Nurses are great. We all love nurses. That's what everybody says. And anyone who has spent any time under their care in a hospital ward says it frequently. If that sounds a little sentimental, it doesn't mean our appreciation is any less genuine.
But the question we have to ask is: as a country can we afford to translate our admiration for the members of the nursing profession into paying them whatever money they feel they deserve?
Right now 46,000 nurses are threatening a series of one-day strikes in support of a demand for a 12pc pay increase. And they have two arguments to back up their case.
The first is the fact that the health service is in constant crisis with abnormally lengthy waiting lists for procedures, and a severe shortage of beds which has led to the scandal of patients lying on trolleys in corridors, with all the attendant indignity and discomfort.
The Irish Nurses and Midwives Organisation - by far the biggest representative body with 40,000 members - reckons that these problems could be solved if there were more nurses, because more nurses means more beds and more theatre time. But because the nurses are so badly paid, it is not possible to attract and/or retain sufficient numbers. So the only solution is to increase nurses' pay. That is their first argument.
Their second line of approach is that old industrial relations line - relativity. Again, according to the INMO, nurses are paid as much as €7,000 per annum less than medical colleagues who have what they say are comparable qualifications, such as radiographers and physiotherapists.
On the strength of these two lines of argument, the INMO plans one-day strikes on January 30, and February 5, 7, 12, 13 and 14. Their 6,000 colleagues in the Psychiatric Nurses Association plan to ban overtime working on January 31 and on February 5, 6 and 7; and full strike action on February 12, 13 and 14. Both unions will supply their hospitals with emergency cover, and home visits by public health nurses will continue but will be severely restricted.
The third nurses' union, Siptu, which has 4,000 members, does not plan any industrial action and will pass the pickets but say they will not pick up the slack to "frustrate" the actions of their striking colleagues.
Siptu has decided to stick to the existing pay agreement, which will see some restoration over the next few years (including this year) of pay lost in the recession - a total pay increase of up to 8pc - with the issue of nurses' pay to be dealt with as a standalone issue in the next agreement. (as part of this agreement, members of the two striking unions are entitled to these benefits also, but only if they refrain from taking industrial action).
This is what the Government and the HSE is hoping they will be able to persuade the nurses threatening strike to also accept when they meet for talks on Tuesday.
It would have a price tag of about €20m and would include increased allowances, better access to promotional posts, and some measures to help lower-paid nurses.

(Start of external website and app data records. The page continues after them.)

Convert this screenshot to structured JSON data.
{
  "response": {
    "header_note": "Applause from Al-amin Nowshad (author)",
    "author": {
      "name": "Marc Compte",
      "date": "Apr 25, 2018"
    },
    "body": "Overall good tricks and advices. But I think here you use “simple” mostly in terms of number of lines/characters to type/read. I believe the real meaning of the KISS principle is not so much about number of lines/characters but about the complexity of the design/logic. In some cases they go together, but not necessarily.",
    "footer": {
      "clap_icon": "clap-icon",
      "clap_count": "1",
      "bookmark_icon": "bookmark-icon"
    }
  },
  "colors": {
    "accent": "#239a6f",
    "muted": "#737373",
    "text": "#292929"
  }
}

And there is the proposal from the Public Service Pay Commission (which came out against the nurses' demands last September) for a review of nurses' roles, responsibilities, professional development and pay.
This latter element could be a solution and one that the nurses might accept, but unfortunately it seems the Government does not feel able to enter into such a review any time soon, no doubt aware that it would almost certainly bring them speedily back to having to deal with the present demands.
What makes the Government shy away from the nurses' pay claim is the overall cost, which they reckon could amount to €300m. But there is also that relativity bugbear. When the "blue flu"-threatening gardai were given a special deal worth €50m two years ago, it cost a further €120m to buy off other public servants who demanded to be treated similarly. And already Forsa, the biggest public service trade union, has made it clear that any concession to the nurses will be followed immediately by demands for parity for other workers.
Looking at the work that our nurses do in such trying circumstances as currently exist in the Irish health service, there is no doubt it is priceless.
But unfortunately we do have to put a price on it and at present, according to the Department of Public Expenditure, that price is €31,110 basic salary with allowances and premium pay bringing the figure to more than €37,000.
So what is the Government to do?
So far the issue has not become a political football. Fianna Fail's Stephen Donnelly conceded that there isn't €300m available to pay the nurses overnight, but added: "There is a genuine problem with pay and conditions... I think there is an opportunity to evolve and improve the nursing profession."
And while Labour says it fully supports the nurses' decision to go on strike, their health spokesman, Alan Kelly, restricted himself to calling on the Government to "sit down with the nurses to address their issues".
There can be no disputing the continuing sorry state of the health service. But throwing money at the problem as a prospective solution has been discredited, with budget after budget overrun, so that eventually you have to look at the system and the way the service is managed by those in charge.
Nobody can deny the vital role of nurses in the health service, the contribution they make or the potential they have to help improve the situation. But it is doubtful if making it worse with one-day strikes to make it better is the best approach.
And while they undoubtedly have the best interests of their patients in mind when they say that more nurses and an end to the exodus of young nursing talent from our hospitals is imperative, linking their pay demands to the pay of others helps us see the pure industrial relations aspect of this dispute.
So perhaps we should put aside all sentiment, so that the parties concerned can see it as a simple industrial relations dispute for higher pay, with the normal mechanisms of the Labour Relations Commission and the Labour Court available, when the two sides sit down to talks this week.